-- INPUT MATERIAL follows --

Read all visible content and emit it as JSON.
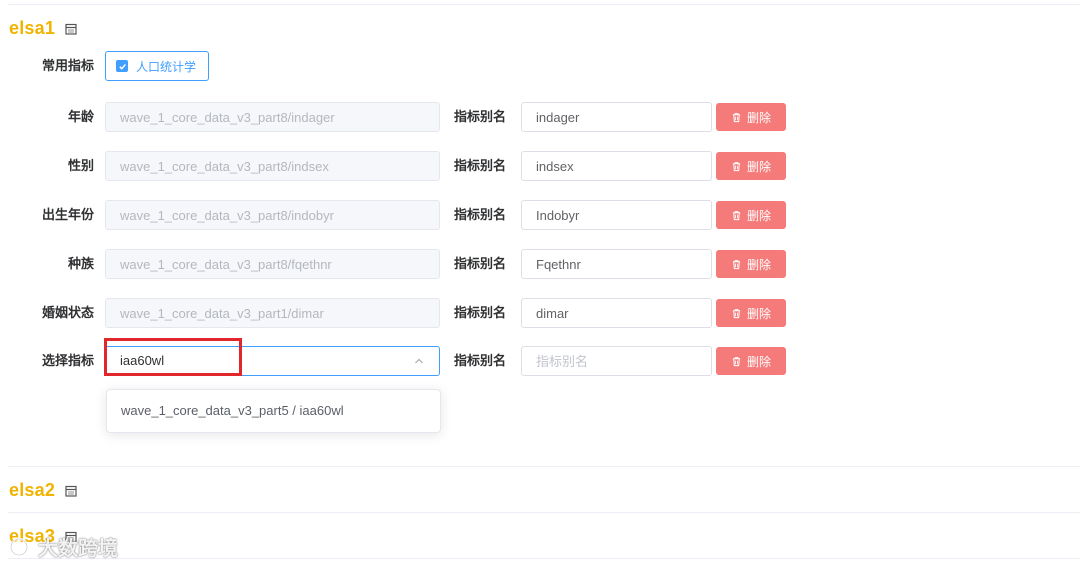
{
  "sections": [
    {
      "name": "elsa1"
    },
    {
      "name": "elsa2"
    },
    {
      "name": "elsa3"
    }
  ],
  "common": {
    "label": "常用指标",
    "tag": "人口统计学"
  },
  "alias_label": "指标别名",
  "delete_label": "删除",
  "rows": [
    {
      "label": "年龄",
      "path": "wave_1_core_data_v3_part8/indager",
      "alias": "indager"
    },
    {
      "label": "性别",
      "path": "wave_1_core_data_v3_part8/indsex",
      "alias": "indsex"
    },
    {
      "label": "出生年份",
      "path": "wave_1_core_data_v3_part8/indobyr",
      "alias": "Indobyr"
    },
    {
      "label": "种族",
      "path": "wave_1_core_data_v3_part8/fqethnr",
      "alias": "Fqethnr"
    },
    {
      "label": "婚姻状态",
      "path": "wave_1_core_data_v3_part1/dimar",
      "alias": "dimar"
    }
  ],
  "select_row": {
    "label": "选择指标",
    "value": "iaa60wl",
    "alias_placeholder": "指标别名"
  },
  "dropdown": {
    "options": [
      "wave_1_core_data_v3_part5 / iaa60wl"
    ]
  },
  "watermark": {
    "text": "大数跨境"
  },
  "colors": {
    "section_title": "#f0b400",
    "primary": "#409eff",
    "danger": "#f56c6c",
    "highlight": "#e1262c"
  }
}
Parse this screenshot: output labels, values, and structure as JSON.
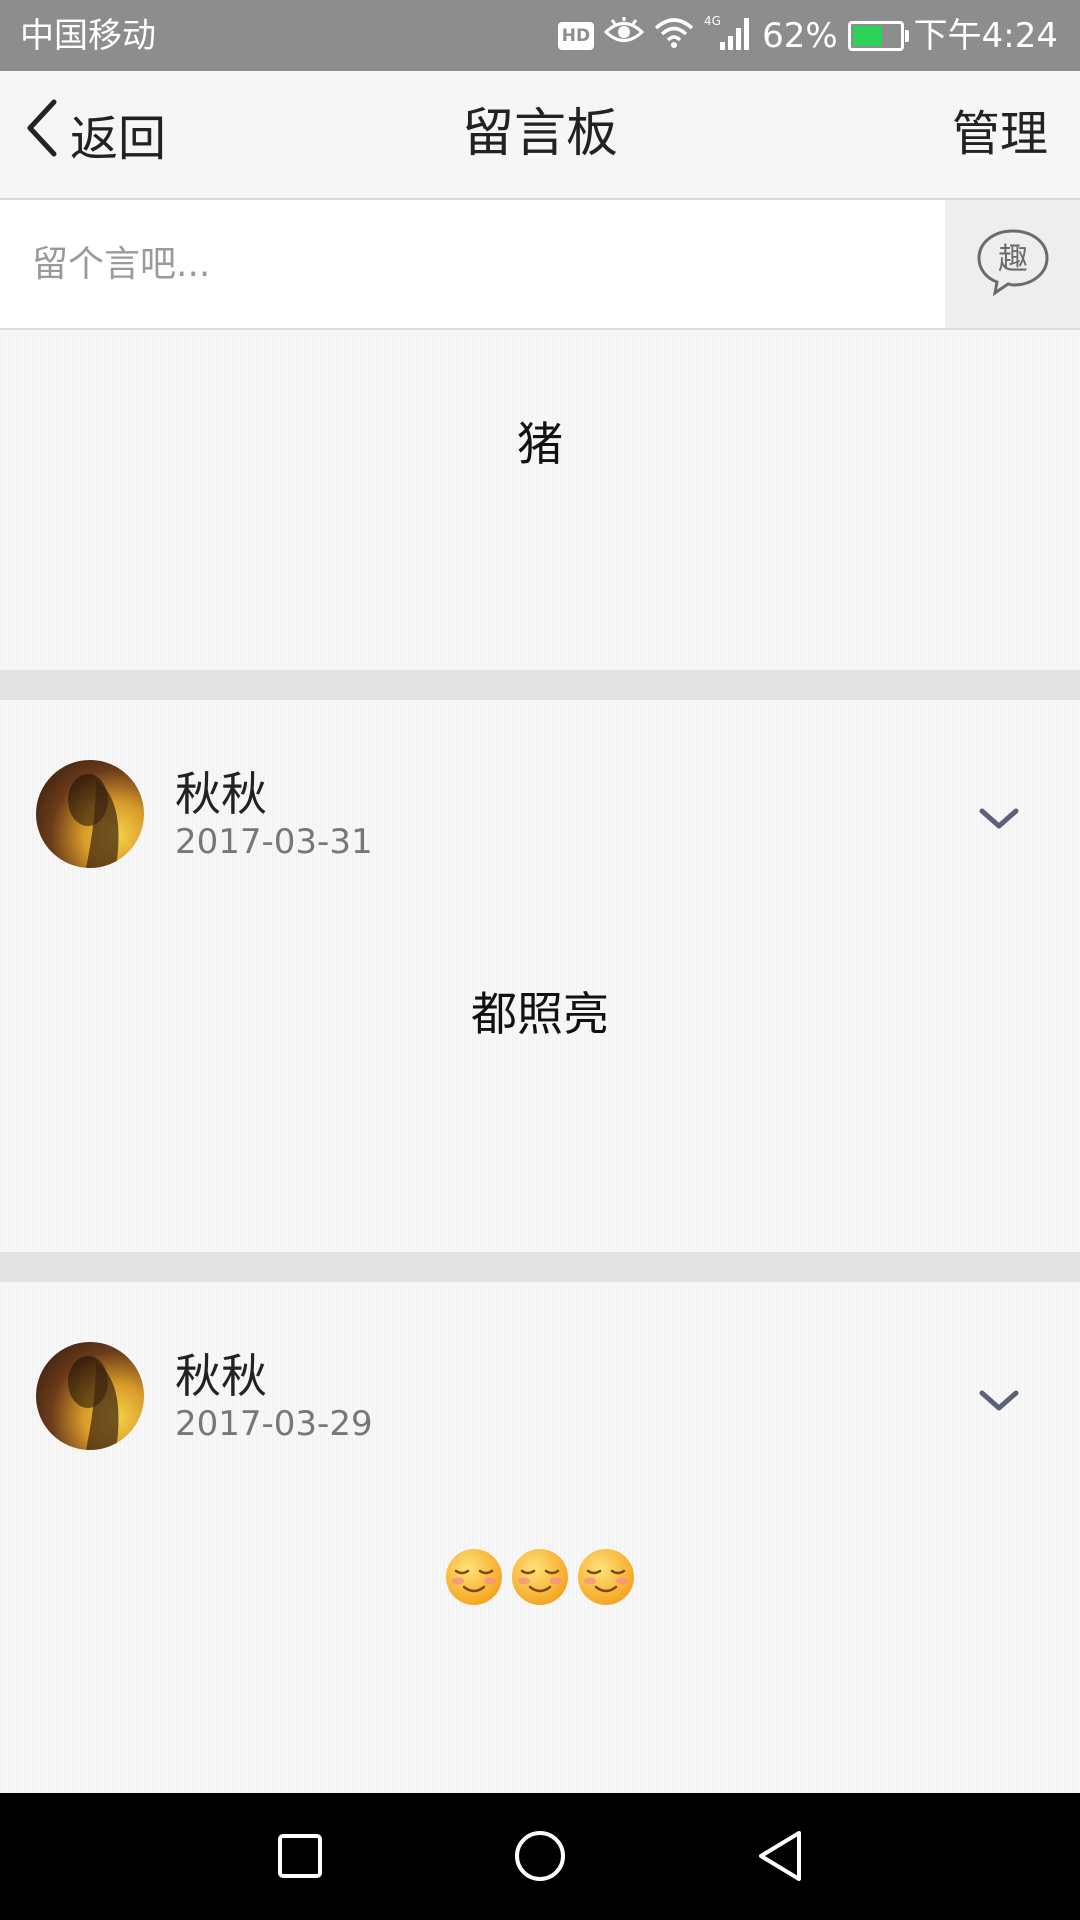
{
  "status_bar": {
    "carrier": "中国移动",
    "hd": "HD",
    "network": "4G",
    "battery_percent": "62%",
    "battery_level": 0.62,
    "time": "下午4:24"
  },
  "title_bar": {
    "back_label": "返回",
    "title": "留言板",
    "manage_label": "管理"
  },
  "input": {
    "placeholder": "留个言吧...",
    "value": "",
    "fun_button_label": "趣"
  },
  "messages": [
    {
      "author": "",
      "date": "",
      "text": "猪"
    },
    {
      "author": "秋秋",
      "date": "2017-03-31",
      "text": "都照亮"
    },
    {
      "author": "秋秋",
      "date": "2017-03-29",
      "text": "",
      "emoji_icons": [
        "smiling-face-icon",
        "smiling-face-icon",
        "smiling-face-icon"
      ]
    }
  ],
  "nav_bar": {
    "icons": [
      "recent-apps-icon",
      "home-icon",
      "back-triangle-icon"
    ]
  },
  "colors": {
    "status_bar_bg": "#8d8d8d",
    "battery_fill": "#2ed158",
    "expand_icon": "#5a6178",
    "divider": "#e3e3e3"
  }
}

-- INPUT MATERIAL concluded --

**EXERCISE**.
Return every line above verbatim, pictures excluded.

**WRITTEN ANSWER**.
Read all visible content and emit it as JSON.
{
  "sections": [
    {
      "name": "elsa1"
    },
    {
      "name": "elsa2"
    },
    {
      "name": "elsa3"
    }
  ],
  "common": {
    "label": "常用指标",
    "tag": "人口统计学"
  },
  "alias_label": "指标别名",
  "delete_label": "删除",
  "rows": [
    {
      "label": "年龄",
      "path": "wave_1_core_data_v3_part8/indager",
      "alias": "indager"
    },
    {
      "label": "性别",
      "path": "wave_1_core_data_v3_part8/indsex",
      "alias": "indsex"
    },
    {
      "label": "出生年份",
      "path": "wave_1_core_data_v3_part8/indobyr",
      "alias": "Indobyr"
    },
    {
      "label": "种族",
      "path": "wave_1_core_data_v3_part8/fqethnr",
      "alias": "Fqethnr"
    },
    {
      "label": "婚姻状态",
      "path": "wave_1_core_data_v3_part1/dimar",
      "alias": "dimar"
    }
  ],
  "select_row": {
    "label": "选择指标",
    "value": "iaa60wl",
    "alias_placeholder": "指标别名"
  },
  "dropdown": {
    "options": [
      "wave_1_core_data_v3_part5 / iaa60wl"
    ]
  },
  "watermark": {
    "text": "大数跨境"
  },
  "colors": {
    "section_title": "#f0b400",
    "primary": "#409eff",
    "danger": "#f56c6c",
    "highlight": "#e1262c"
  }
}
Parse this screenshot: output labels, values, and structure as JSON.
{
  "status_bar": {
    "carrier": "中国移动",
    "hd": "HD",
    "network": "4G",
    "battery_percent": "62%",
    "battery_level": 0.62,
    "time": "下午4:24"
  },
  "title_bar": {
    "back_label": "返回",
    "title": "留言板",
    "manage_label": "管理"
  },
  "input": {
    "placeholder": "留个言吧...",
    "value": "",
    "fun_button_label": "趣"
  },
  "messages": [
    {
      "author": "",
      "date": "",
      "text": "猪"
    },
    {
      "author": "秋秋",
      "date": "2017-03-31",
      "text": "都照亮"
    },
    {
      "author": "秋秋",
      "date": "2017-03-29",
      "text": "",
      "emoji_icons": [
        "smiling-face-icon",
        "smiling-face-icon",
        "smiling-face-icon"
      ]
    }
  ],
  "nav_bar": {
    "icons": [
      "recent-apps-icon",
      "home-icon",
      "back-triangle-icon"
    ]
  },
  "colors": {
    "status_bar_bg": "#8d8d8d",
    "battery_fill": "#2ed158",
    "expand_icon": "#5a6178",
    "divider": "#e3e3e3"
  }
}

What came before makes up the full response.